Sadly, that theory has been tested recently, with Panama disease scares among Cavendish crops popping up in 2008 and as recently as 2019 with no fungicide in site to fight off the illness.
If you’ve been lucky enough to travel around Southeast Asia or the Pacific islands, you’ve likely encountered this unique banana cultivar.
Apple bananas can be immediately identified by their stunted, stubby shape – though they’re anything but short on flavor.
Grown primarily in Hawaii, Central America and Southeast Asia, the banana varietal is a favorite for its tender flesh and sweet taste, which starts out something tangier when the fruits are young but develops into full-blown tropical paradise as they ripen, carrying notes of strawberry and pineapple.
It’s a good thing they’re so small, because you’ll want to eat a whole bunch of them.
Arguably the most unique banana of all, this varietal is true to its colorful name, sporting a brilliant skin that can range in hue anywhere from silver to turquoise.
The tint is the result of a genetic mutation, but Blue Java Bananas are far from grotesque.
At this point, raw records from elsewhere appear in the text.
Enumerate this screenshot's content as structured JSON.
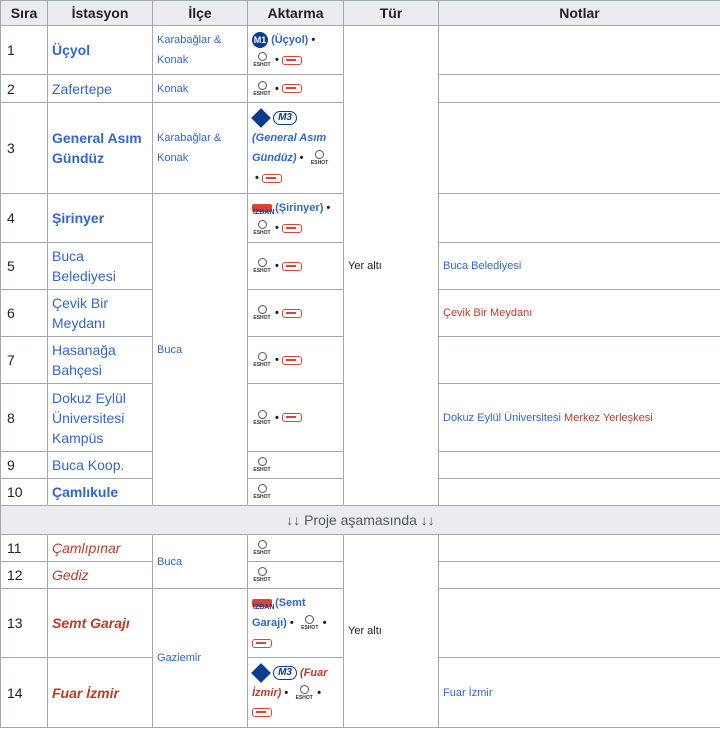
{
  "headers": {
    "sira": "Sıra",
    "istasyon": "İstasyon",
    "ilce": "İlçe",
    "aktarma": "Aktarma",
    "tur": "Tür",
    "notlar": "Notlar"
  },
  "rows": [
    {
      "no": "1",
      "name": "Üçyol"
    },
    {
      "no": "2",
      "name": "Zafertepe"
    },
    {
      "no": "3",
      "name": "General Asım Gündüz"
    },
    {
      "no": "4",
      "name": "Şirinyer"
    },
    {
      "no": "5",
      "name": "Buca Belediyesi"
    },
    {
      "no": "6",
      "name": "Çevik Bir Meydanı"
    },
    {
      "no": "7",
      "name": "Hasanağa Bahçesi"
    },
    {
      "no": "8",
      "name": "Dokuz Eylül Üniversitesi Kampüs"
    },
    {
      "no": "9",
      "name": "Buca Koop."
    },
    {
      "no": "10",
      "name": "Çamlıkule"
    },
    {
      "no": "11",
      "name": "Çamlıpınar"
    },
    {
      "no": "12",
      "name": "Gediz"
    },
    {
      "no": "13",
      "name": "Semt Garajı"
    },
    {
      "no": "14",
      "name": "Fuar İzmir"
    }
  ],
  "ilce": {
    "karabaglar_konak": "Karabağlar & Konak",
    "konak": "Konak",
    "buca": "Buca",
    "buca2": "Buca",
    "gaziemir": "Gaziemir"
  },
  "aktarma": {
    "m1_badge": "M1",
    "r1_link": "(Üçyol)",
    "m3_badge": "M3",
    "r3_link": "(General Asım Gündüz)",
    "izban_badge": "İZBAN",
    "r4_link": "(Şirinyer)",
    "r13_link": "(Semt Garajı)",
    "r14_link": "(Fuar İzmir)",
    "eshot_label": "ESHOT"
  },
  "tur": {
    "group1": "Yer altı",
    "group2": "Yer altı"
  },
  "notlar": {
    "r5": "Buca Belediyesi",
    "r6": "Çevik Bir Meydanı",
    "r8_part1": "Dokuz Eylül Üniversitesi",
    "r8_part2": "Merkez Yerleşkesi",
    "r14": "Fuar İzmir"
  },
  "separator": "↓↓ Proje aşamasında ↓↓",
  "colors": {
    "link_blue": "#3366cc",
    "link_red": "#ba3c2a",
    "header_bg": "#eaecf0",
    "border": "#a2a9b1",
    "metro_blue": "#0b3b8c",
    "izban_red": "#d8453a"
  }
}
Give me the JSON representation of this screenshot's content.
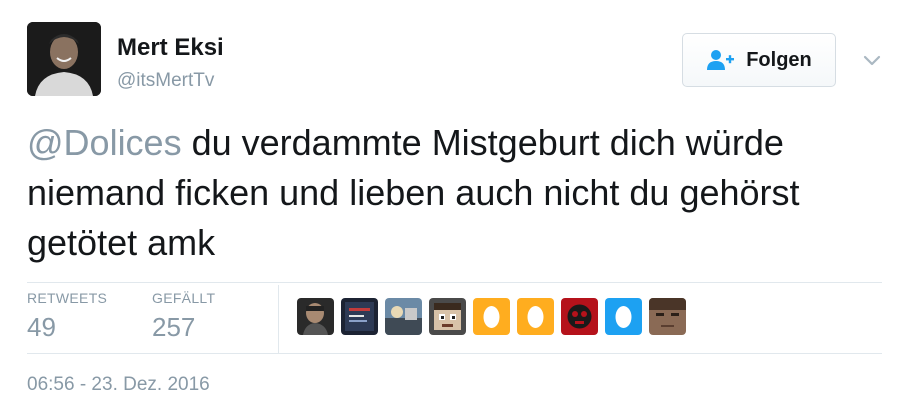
{
  "user": {
    "name": "Mert Eksi",
    "handle": "@itsMertTv"
  },
  "follow_button": {
    "label": "Folgen"
  },
  "tweet": {
    "mention": "@Dolices",
    "text": " du verdammte Mistgeburt dich würde niemand ficken und lieben auch nicht du gehörst getötet amk"
  },
  "stats": {
    "retweets_label": "RETWEETS",
    "retweets_value": "49",
    "likes_label": "GEFÄLLT",
    "likes_value": "257"
  },
  "liker_avatars": [
    {
      "icon": "person-photo-icon",
      "bg": "#2a2a2a"
    },
    {
      "icon": "dark-poster-icon",
      "bg": "#1c2333"
    },
    {
      "icon": "scene-thumbnail-icon",
      "bg": "#6b8aa6"
    },
    {
      "icon": "pixel-face-icon",
      "bg": "#4a4a4a"
    },
    {
      "icon": "default-egg-icon",
      "bg": "#ffad1f"
    },
    {
      "icon": "default-egg-icon",
      "bg": "#ffad1f"
    },
    {
      "icon": "red-skull-icon",
      "bg": "#b5121b"
    },
    {
      "icon": "default-egg-icon",
      "bg": "#1da1f2"
    },
    {
      "icon": "face-closeup-icon",
      "bg": "#8a6a55"
    }
  ],
  "timestamp": "06:56 - 23. Dez. 2016",
  "colors": {
    "text": "#14171a",
    "muted": "#8899a6",
    "accent": "#1da1f2",
    "divider": "#e1e8ed"
  }
}
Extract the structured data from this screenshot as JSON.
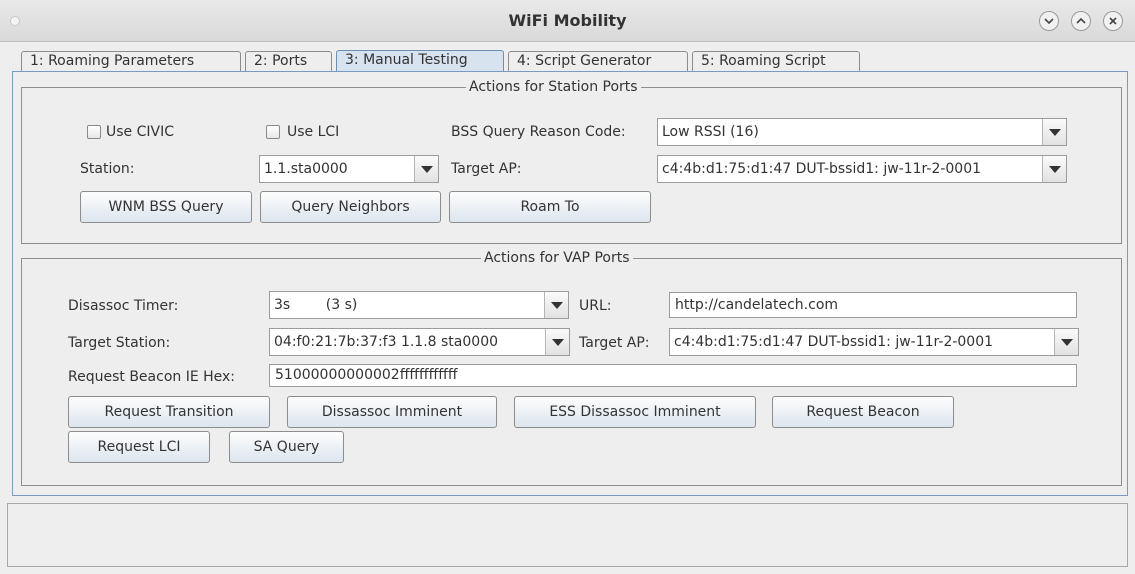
{
  "window": {
    "title": "WiFi Mobility",
    "controls": [
      "chevron-down-icon",
      "chevron-up-icon",
      "close-icon"
    ]
  },
  "tabs": [
    {
      "label": "1: Roaming Parameters",
      "active": false
    },
    {
      "label": "2: Ports",
      "active": false
    },
    {
      "label": "3: Manual Testing",
      "active": true
    },
    {
      "label": "4: Script Generator",
      "active": false
    },
    {
      "label": "5: Roaming Script",
      "active": false
    }
  ],
  "station_section": {
    "title": "Actions for Station Ports",
    "use_civic_label": "Use CIVIC",
    "use_lci_label": "Use LCI",
    "bss_reason_label": "BSS Query Reason Code:",
    "bss_reason_value": "Low RSSI (16)",
    "station_label": "Station:",
    "station_value": "1.1.sta0000",
    "target_ap_label": "Target AP:",
    "target_ap_value": "c4:4b:d1:75:d1:47 DUT-bssid1: jw-11r-2-0001",
    "buttons": {
      "wnm_bss_query": "WNM BSS Query",
      "query_neighbors": "Query Neighbors",
      "roam_to": "Roam To"
    }
  },
  "vap_section": {
    "title": "Actions for VAP Ports",
    "disassoc_timer_label": "Disassoc Timer:",
    "disassoc_timer_value": "3s        (3 s)",
    "url_label": "URL:",
    "url_value": "http://candelatech.com",
    "target_station_label": "Target Station:",
    "target_station_value": "04:f0:21:7b:37:f3 1.1.8 sta0000",
    "target_ap_label": "Target AP:",
    "target_ap_value": "c4:4b:d1:75:d1:47 DUT-bssid1: jw-11r-2-0001",
    "beacon_ie_label": "Request Beacon IE Hex:",
    "beacon_ie_value": "51000000000002ffffffffffff",
    "buttons": {
      "request_transition": "Request Transition",
      "dissassoc_imminent": "Dissassoc Imminent",
      "ess_dissassoc_imminent": "ESS Dissassoc Imminent",
      "request_beacon": "Request Beacon",
      "request_lci": "Request LCI",
      "sa_query": "SA Query"
    }
  }
}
In fact, they boast one of the banana world’s most delicious insides, as well, with a custardy texture and vanilla taste that earn the cultivar its most popular nickname: the ice cream banana.
Not to be outdone by their blue and yellow cousins, red bananas bring their own tint to the banana world, wearing a peel that reads as anything from a blush pink to a deep maroon.
The pop of color has been attributed to the amount of vitamin C and iron found in this type of banana, with the darker examples said to have more of the nutrients in their skin.
Still, red bananas—which come primarily from East Africa, South America and the Middle East—aren’t quite as extraordinary to eat as they are to behold. They often sport thicker skins and a less potent taste than other types of bananas, though they’re known to be softer than Cavendish when fully ripened and have a longer shelf life.
Named for a French clergyman who first brought the bananas back to Europe, this cultivar is truly heavenly.
Latundans look similar to apple bananas, thanks to their smaller, stouter size, though the produce hardly makes it overseas due to their thinner skin, which make them less desirable for shipping.
But it’s their uniquely tart taste that really makes them stand out - and keeps this varietal as one of the most popular types of bananas in Southeast Asia.
This cultivar has cultivated a number of nicknames, from sugar banana to fig banana to date banana – all thanks to its noted sweetness.
That saccharine quality has also earned this varietal a number of fans, though the banana’s thin skin makes it less suitable for long-distance shipping.
Still, the slender and spotted cultivar – as graceful looking as its namesake – remains plenty popular in places where it can be found, like in Cambodia, where its nickname is chek pong moan, which translates in English to “chicken egg banana.”
And it only begs the question: What came first, amazing bananas or weird facts about amazing bananas?
Don’t ask us – we’re still not sure.